# INSTRUCTIONS FOR THE TASK
Your copy should contain exactly the lines from the one that holds "Decode this image" through the end of the material, reproduced as written, with no pictures.

___ RECORDS PROVIDED ___

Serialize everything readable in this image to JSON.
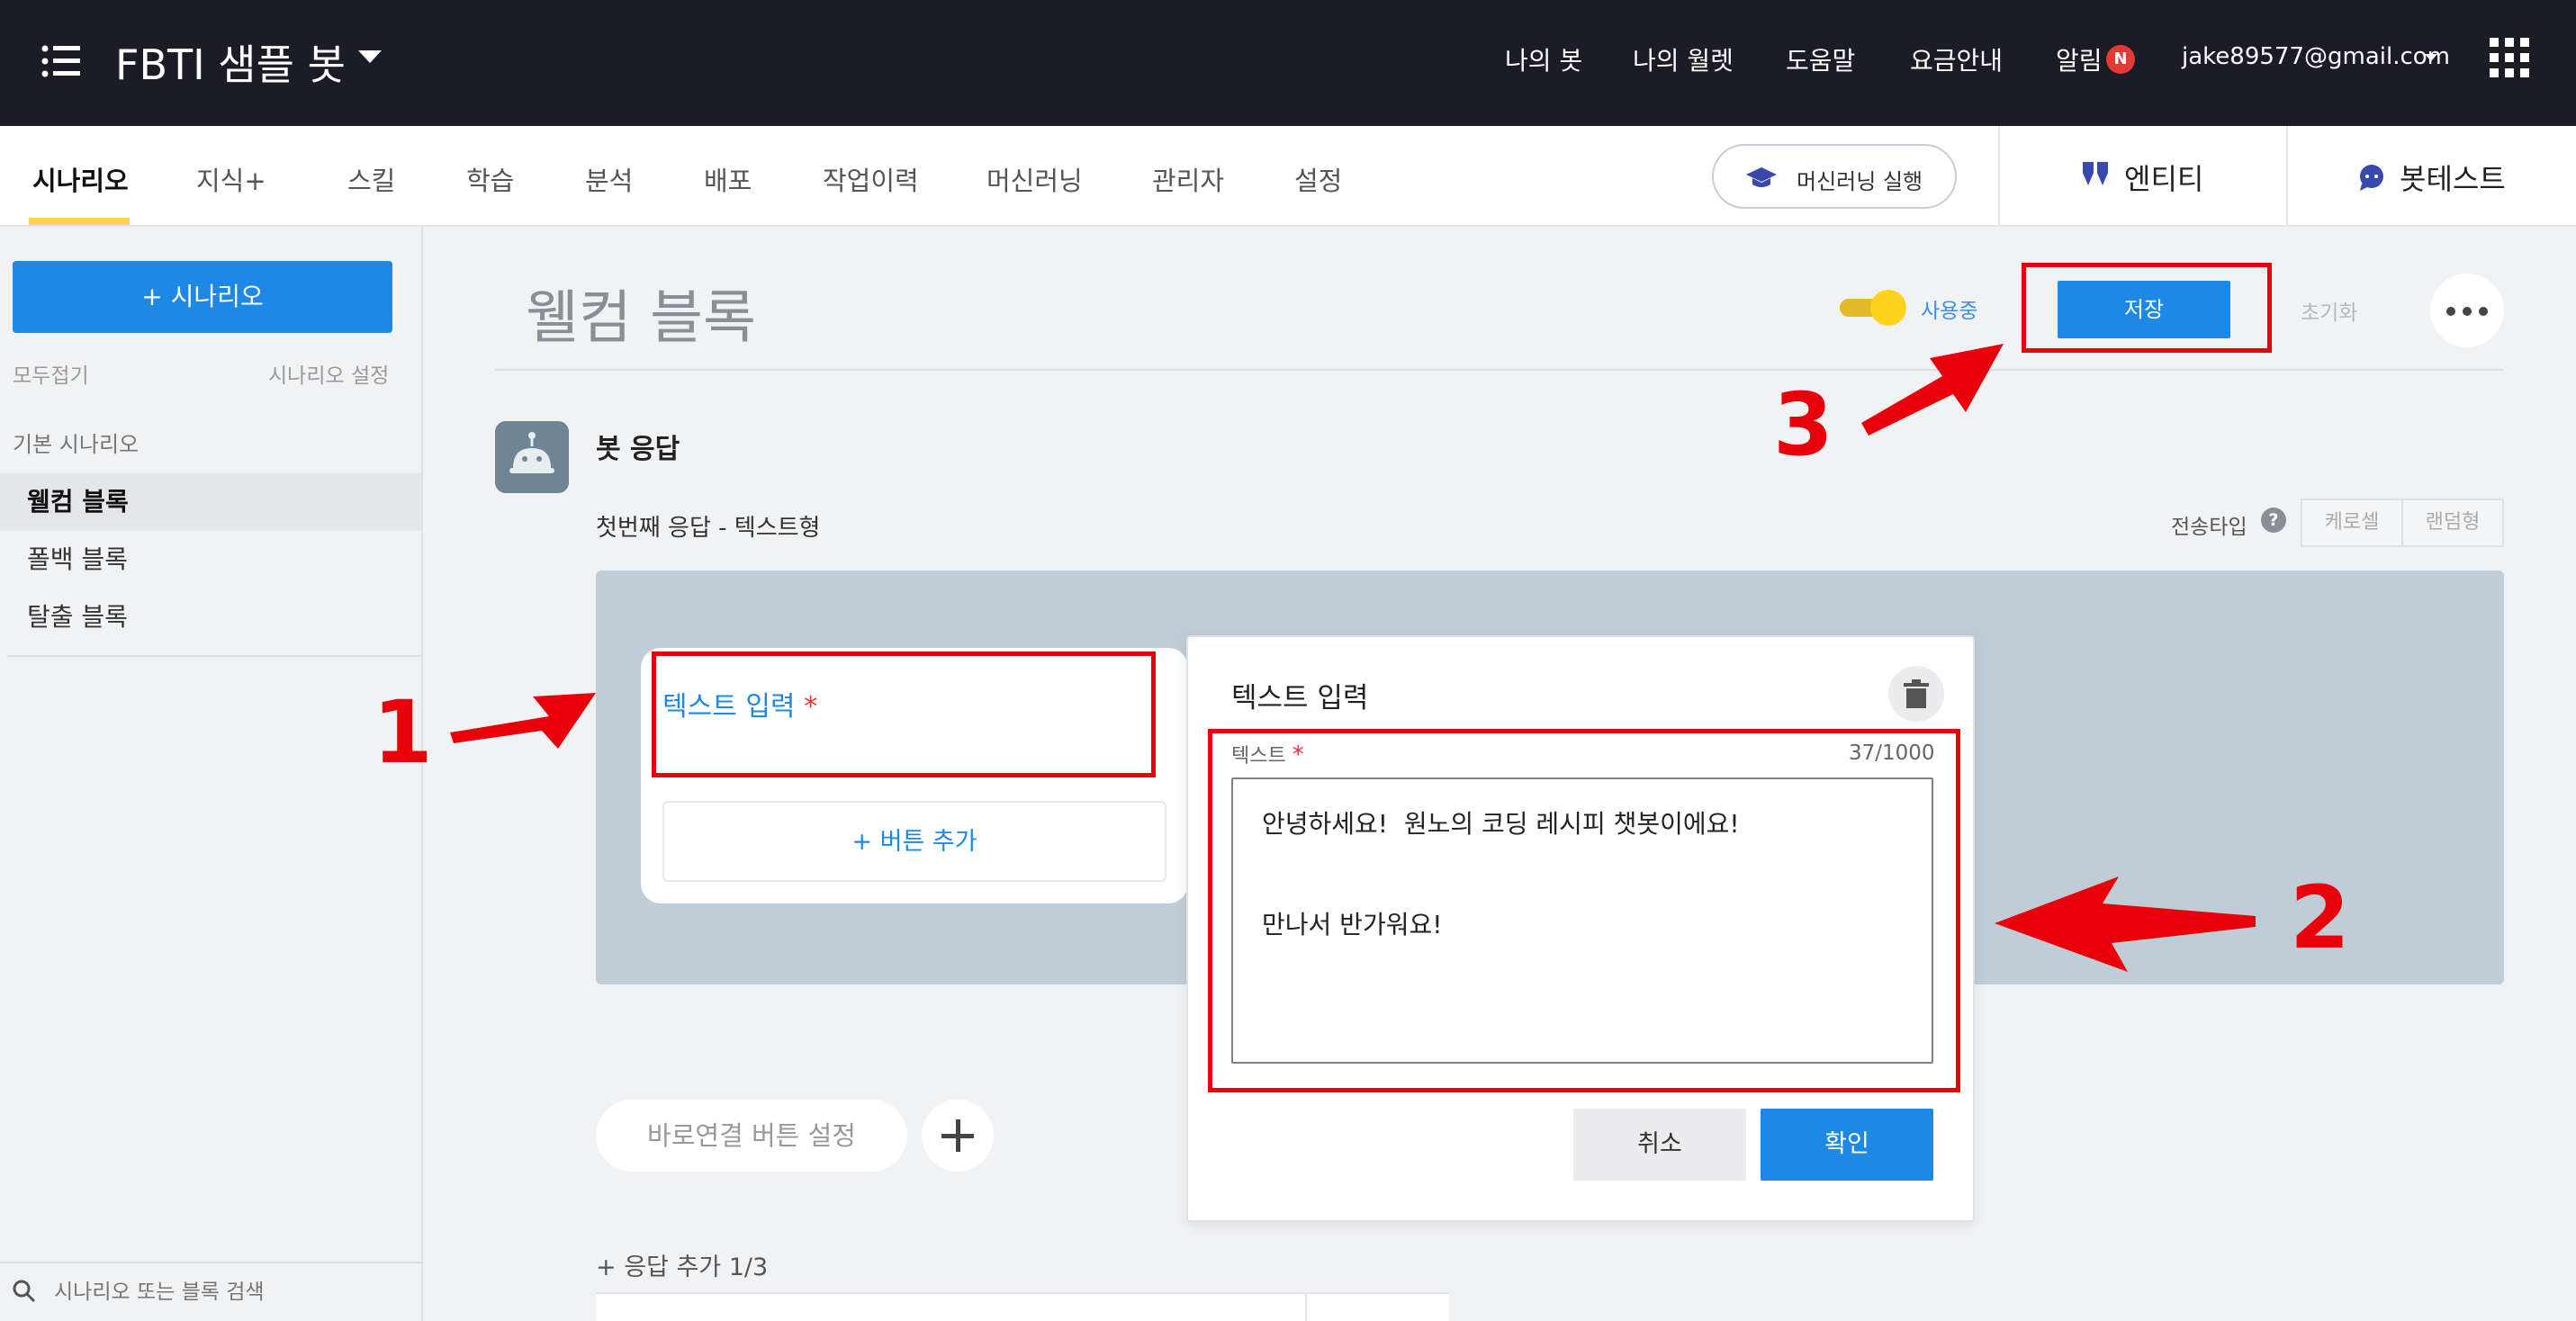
{
  "topbar": {
    "bot_title": "FBTI 샘플 봇",
    "nav": [
      "나의 봇",
      "나의 월렛",
      "도움말",
      "요금안내",
      "알림"
    ],
    "badge": "N",
    "email": "jake89577@gmail.com"
  },
  "subnav": {
    "tabs": [
      "시나리오",
      "지식+",
      "스킬",
      "학습",
      "분석",
      "배포",
      "작업이력",
      "머신러닝",
      "관리자",
      "설정"
    ],
    "ml_button": "머신러닝 실행",
    "entity": "엔티티",
    "bottest": "봇테스트"
  },
  "sidebar": {
    "add_button": "+ 시나리오",
    "collapse_all": "모두접기",
    "scenario_settings": "시나리오 설정",
    "section_title": "기본 시나리오",
    "items": [
      "웰컴 블록",
      "폴백 블록",
      "탈출 블록"
    ],
    "search_placeholder": "시나리오 또는 블록 검색"
  },
  "main": {
    "title": "웰컴 블록",
    "toggle_label": "사용중",
    "save": "저장",
    "reset": "초기화",
    "bot_response": "봇 응답",
    "response_subtitle": "첫번째 응답 - 텍스트형",
    "send_type": "전송타입",
    "help": "?",
    "send_types": [
      "케로셀",
      "랜덤형"
    ],
    "card_label": "텍스트 입력",
    "required_mark": "*",
    "add_button": "+ 버튼 추가",
    "quick_reply": "바로연결 버튼 설정",
    "add_response": "+ 응답 추가 1/3"
  },
  "panel": {
    "title": "텍스트 입력",
    "field_label": "텍스트",
    "counter": "37/1000",
    "text": "안녕하세요!  원노의 코딩 레시피 챗봇이에요!\n\n만나서 반가워요!",
    "cancel": "취소",
    "confirm": "확인"
  },
  "annotations": [
    "1",
    "2",
    "3"
  ],
  "colors": {
    "topbar": "#1b1c26",
    "accent": "#1e88e5",
    "highlight": "#e8000b",
    "toggle": "#ffd21e"
  }
}
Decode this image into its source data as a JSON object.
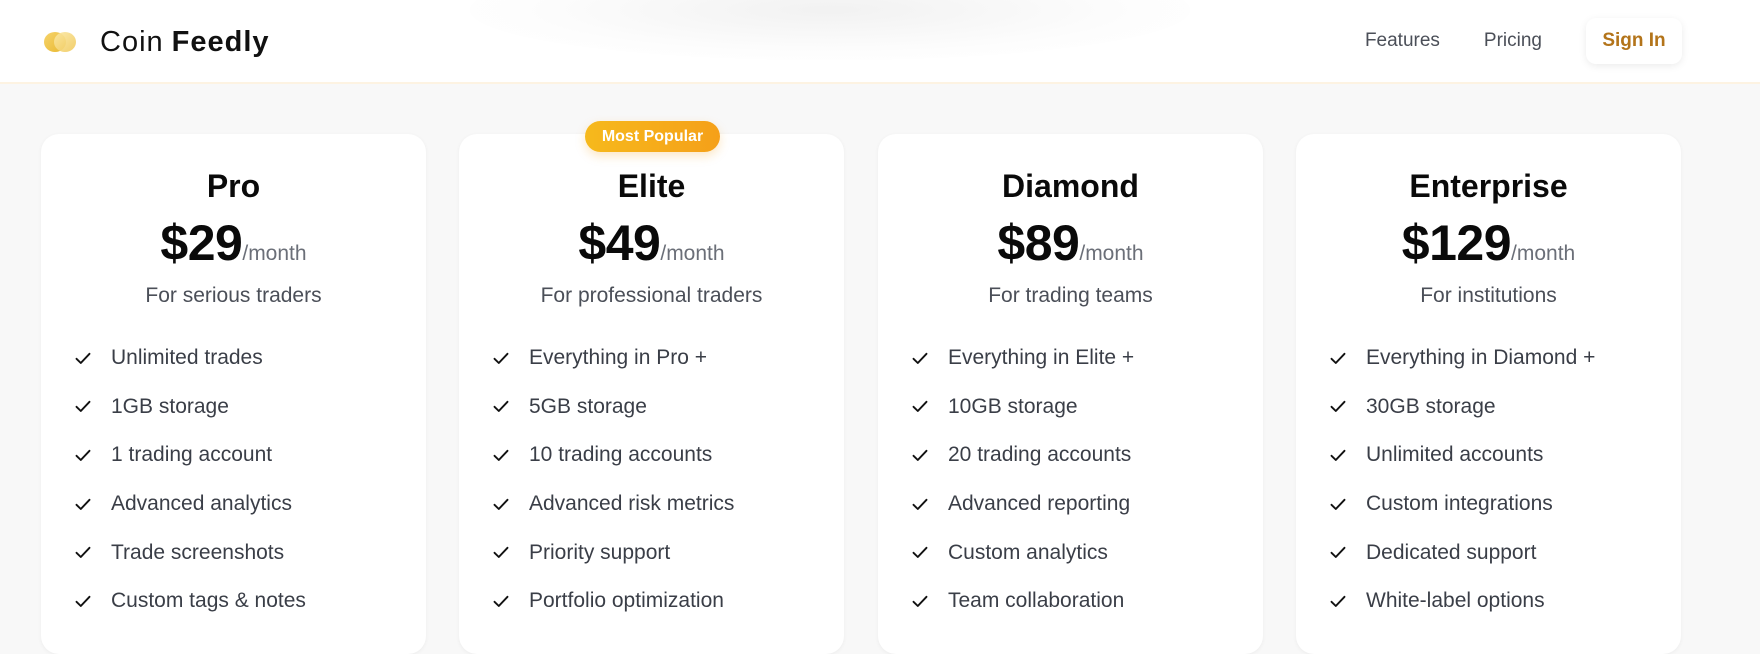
{
  "brand": {
    "name_light": "Coin",
    "name_bold": "Feedly"
  },
  "nav": {
    "features": "Features",
    "pricing": "Pricing",
    "sign_in": "Sign In"
  },
  "badge": "Most Popular",
  "plans": [
    {
      "name": "Pro",
      "price": "$29",
      "period": "/month",
      "tagline": "For serious traders",
      "features": [
        "Unlimited trades",
        "1GB storage",
        "1 trading account",
        "Advanced analytics",
        "Trade screenshots",
        "Custom tags & notes"
      ]
    },
    {
      "name": "Elite",
      "price": "$49",
      "period": "/month",
      "tagline": "For professional traders",
      "features": [
        "Everything in Pro +",
        "5GB storage",
        "10 trading accounts",
        "Advanced risk metrics",
        "Priority support",
        "Portfolio optimization"
      ]
    },
    {
      "name": "Diamond",
      "price": "$89",
      "period": "/month",
      "tagline": "For trading teams",
      "features": [
        "Everything in Elite +",
        "10GB storage",
        "20 trading accounts",
        "Advanced reporting",
        "Custom analytics",
        "Team collaboration"
      ]
    },
    {
      "name": "Enterprise",
      "price": "$129",
      "period": "/month",
      "tagline": "For institutions",
      "features": [
        "Everything in Diamond +",
        "30GB storage",
        "Unlimited accounts",
        "Custom integrations",
        "Dedicated support",
        "White-label options"
      ]
    }
  ],
  "colors": {
    "accent": "#b3741a",
    "badge_start": "#f6b91c",
    "badge_end": "#f5a019"
  },
  "icons": {
    "logo": "coin-logo-icon",
    "feature": "check-icon"
  }
}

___

# WRITTEN RESPONSE
Decode this image into its source data as a JSON object.
{
  "brand": {
    "name_light": "Coin",
    "name_bold": "Feedly"
  },
  "nav": {
    "features": "Features",
    "pricing": "Pricing",
    "sign_in": "Sign In"
  },
  "badge": "Most Popular",
  "plans": [
    {
      "name": "Pro",
      "price": "$29",
      "period": "/month",
      "tagline": "For serious traders",
      "features": [
        "Unlimited trades",
        "1GB storage",
        "1 trading account",
        "Advanced analytics",
        "Trade screenshots",
        "Custom tags & notes"
      ]
    },
    {
      "name": "Elite",
      "price": "$49",
      "period": "/month",
      "tagline": "For professional traders",
      "features": [
        "Everything in Pro +",
        "5GB storage",
        "10 trading accounts",
        "Advanced risk metrics",
        "Priority support",
        "Portfolio optimization"
      ]
    },
    {
      "name": "Diamond",
      "price": "$89",
      "period": "/month",
      "tagline": "For trading teams",
      "features": [
        "Everything in Elite +",
        "10GB storage",
        "20 trading accounts",
        "Advanced reporting",
        "Custom analytics",
        "Team collaboration"
      ]
    },
    {
      "name": "Enterprise",
      "price": "$129",
      "period": "/month",
      "tagline": "For institutions",
      "features": [
        "Everything in Diamond +",
        "30GB storage",
        "Unlimited accounts",
        "Custom integrations",
        "Dedicated support",
        "White-label options"
      ]
    }
  ],
  "colors": {
    "accent": "#b3741a",
    "badge_start": "#f6b91c",
    "badge_end": "#f5a019"
  },
  "icons": {
    "logo": "coin-logo-icon",
    "feature": "check-icon"
  }
}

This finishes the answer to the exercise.